■ **Stored items from a collection**:
---+---

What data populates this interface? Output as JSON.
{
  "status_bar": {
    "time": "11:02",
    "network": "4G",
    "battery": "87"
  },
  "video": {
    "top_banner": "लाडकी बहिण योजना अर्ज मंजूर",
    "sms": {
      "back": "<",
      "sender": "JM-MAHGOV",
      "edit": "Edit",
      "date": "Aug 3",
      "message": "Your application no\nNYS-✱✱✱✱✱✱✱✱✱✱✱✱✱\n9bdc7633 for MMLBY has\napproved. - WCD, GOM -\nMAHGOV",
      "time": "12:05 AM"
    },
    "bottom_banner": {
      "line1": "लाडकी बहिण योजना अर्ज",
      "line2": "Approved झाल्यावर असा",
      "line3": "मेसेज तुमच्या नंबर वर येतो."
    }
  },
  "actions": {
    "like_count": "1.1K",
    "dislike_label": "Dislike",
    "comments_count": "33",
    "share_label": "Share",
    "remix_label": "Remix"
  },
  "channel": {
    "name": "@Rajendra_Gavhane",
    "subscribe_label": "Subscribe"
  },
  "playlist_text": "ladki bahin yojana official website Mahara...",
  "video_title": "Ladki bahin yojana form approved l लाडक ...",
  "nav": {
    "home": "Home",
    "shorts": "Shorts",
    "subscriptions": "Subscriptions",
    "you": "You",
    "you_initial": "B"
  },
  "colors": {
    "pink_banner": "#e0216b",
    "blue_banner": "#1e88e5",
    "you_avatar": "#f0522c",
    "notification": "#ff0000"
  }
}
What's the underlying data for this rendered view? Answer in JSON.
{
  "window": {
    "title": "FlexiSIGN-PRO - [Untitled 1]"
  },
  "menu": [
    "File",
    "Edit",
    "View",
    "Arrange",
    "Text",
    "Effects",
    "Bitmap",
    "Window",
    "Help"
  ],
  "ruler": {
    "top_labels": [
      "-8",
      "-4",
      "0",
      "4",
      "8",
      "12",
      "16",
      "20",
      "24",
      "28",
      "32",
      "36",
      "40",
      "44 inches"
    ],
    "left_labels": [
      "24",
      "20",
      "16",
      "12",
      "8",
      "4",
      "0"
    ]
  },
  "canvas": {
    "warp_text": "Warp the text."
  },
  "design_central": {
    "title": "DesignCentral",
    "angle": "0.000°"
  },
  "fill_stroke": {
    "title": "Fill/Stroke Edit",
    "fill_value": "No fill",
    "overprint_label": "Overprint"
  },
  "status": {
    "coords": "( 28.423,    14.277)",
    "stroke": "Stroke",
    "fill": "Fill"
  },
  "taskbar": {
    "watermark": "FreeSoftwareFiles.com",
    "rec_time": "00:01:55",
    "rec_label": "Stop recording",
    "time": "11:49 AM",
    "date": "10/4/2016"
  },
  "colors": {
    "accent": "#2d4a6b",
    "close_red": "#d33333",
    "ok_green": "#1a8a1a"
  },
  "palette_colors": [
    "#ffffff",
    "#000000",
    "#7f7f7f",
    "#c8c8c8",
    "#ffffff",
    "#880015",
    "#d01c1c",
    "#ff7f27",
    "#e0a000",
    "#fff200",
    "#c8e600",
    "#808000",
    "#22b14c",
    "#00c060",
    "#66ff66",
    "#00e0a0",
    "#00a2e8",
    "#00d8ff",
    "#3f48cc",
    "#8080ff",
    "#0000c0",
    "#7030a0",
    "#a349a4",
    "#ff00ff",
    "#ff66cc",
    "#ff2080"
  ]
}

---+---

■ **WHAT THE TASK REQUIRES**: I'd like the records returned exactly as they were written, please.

■ **SOLUTION FOR THIS PROBLEM**:
What data populates this interface? Output as JSON.
{
  "status_bar": {
    "time": "11:02",
    "network": "4G",
    "battery": "87"
  },
  "video": {
    "top_banner": "लाडकी बहिण योजना अर्ज मंजूर",
    "sms": {
      "back": "<",
      "sender": "JM-MAHGOV",
      "edit": "Edit",
      "date": "Aug 3",
      "message": "Your application no\nNYS-✱✱✱✱✱✱✱✱✱✱✱✱✱\n9bdc7633 for MMLBY has\napproved. - WCD, GOM -\nMAHGOV",
      "time": "12:05 AM"
    },
    "bottom_banner": {
      "line1": "लाडकी बहिण योजना अर्ज",
      "line2": "Approved झाल्यावर असा",
      "line3": "मेसेज तुमच्या नंबर वर येतो."
    }
  },
  "actions": {
    "like_count": "1.1K",
    "dislike_label": "Dislike",
    "comments_count": "33",
    "share_label": "Share",
    "remix_label": "Remix"
  },
  "channel": {
    "name": "@Rajendra_Gavhane",
    "subscribe_label": "Subscribe"
  },
  "playlist_text": "ladki bahin yojana official website Mahara...",
  "video_title": "Ladki bahin yojana form approved l लाडक ...",
  "nav": {
    "home": "Home",
    "shorts": "Shorts",
    "subscriptions": "Subscriptions",
    "you": "You",
    "you_initial": "B"
  },
  "colors": {
    "pink_banner": "#e0216b",
    "blue_banner": "#1e88e5",
    "you_avatar": "#f0522c",
    "notification": "#ff0000"
  }
}
What's the underlying data for this rendered view? Answer in JSON.
{
  "window": {
    "title": "FlexiSIGN-PRO - [Untitled 1]"
  },
  "menu": [
    "File",
    "Edit",
    "View",
    "Arrange",
    "Text",
    "Effects",
    "Bitmap",
    "Window",
    "Help"
  ],
  "ruler": {
    "top_labels": [
      "-8",
      "-4",
      "0",
      "4",
      "8",
      "12",
      "16",
      "20",
      "24",
      "28",
      "32",
      "36",
      "40",
      "44 inches"
    ],
    "left_labels": [
      "24",
      "20",
      "16",
      "12",
      "8",
      "4",
      "0"
    ]
  },
  "canvas": {
    "warp_text": "Warp the text."
  },
  "design_central": {
    "title": "DesignCentral",
    "angle": "0.000°"
  },
  "fill_stroke": {
    "title": "Fill/Stroke Edit",
    "fill_value": "No fill",
    "overprint_label": "Overprint"
  },
  "status": {
    "coords": "( 28.423,    14.277)",
    "stroke": "Stroke",
    "fill": "Fill"
  },
  "taskbar": {
    "watermark": "FreeSoftwareFiles.com",
    "rec_time": "00:01:55",
    "rec_label": "Stop recording",
    "time": "11:49 AM",
    "date": "10/4/2016"
  },
  "colors": {
    "accent": "#2d4a6b",
    "close_red": "#d33333",
    "ok_green": "#1a8a1a"
  },
  "palette_colors": [
    "#ffffff",
    "#000000",
    "#7f7f7f",
    "#c8c8c8",
    "#ffffff",
    "#880015",
    "#d01c1c",
    "#ff7f27",
    "#e0a000",
    "#fff200",
    "#c8e600",
    "#808000",
    "#22b14c",
    "#00c060",
    "#66ff66",
    "#00e0a0",
    "#00a2e8",
    "#00d8ff",
    "#3f48cc",
    "#8080ff",
    "#0000c0",
    "#7030a0",
    "#a349a4",
    "#ff00ff",
    "#ff66cc",
    "#ff2080"
  ]
}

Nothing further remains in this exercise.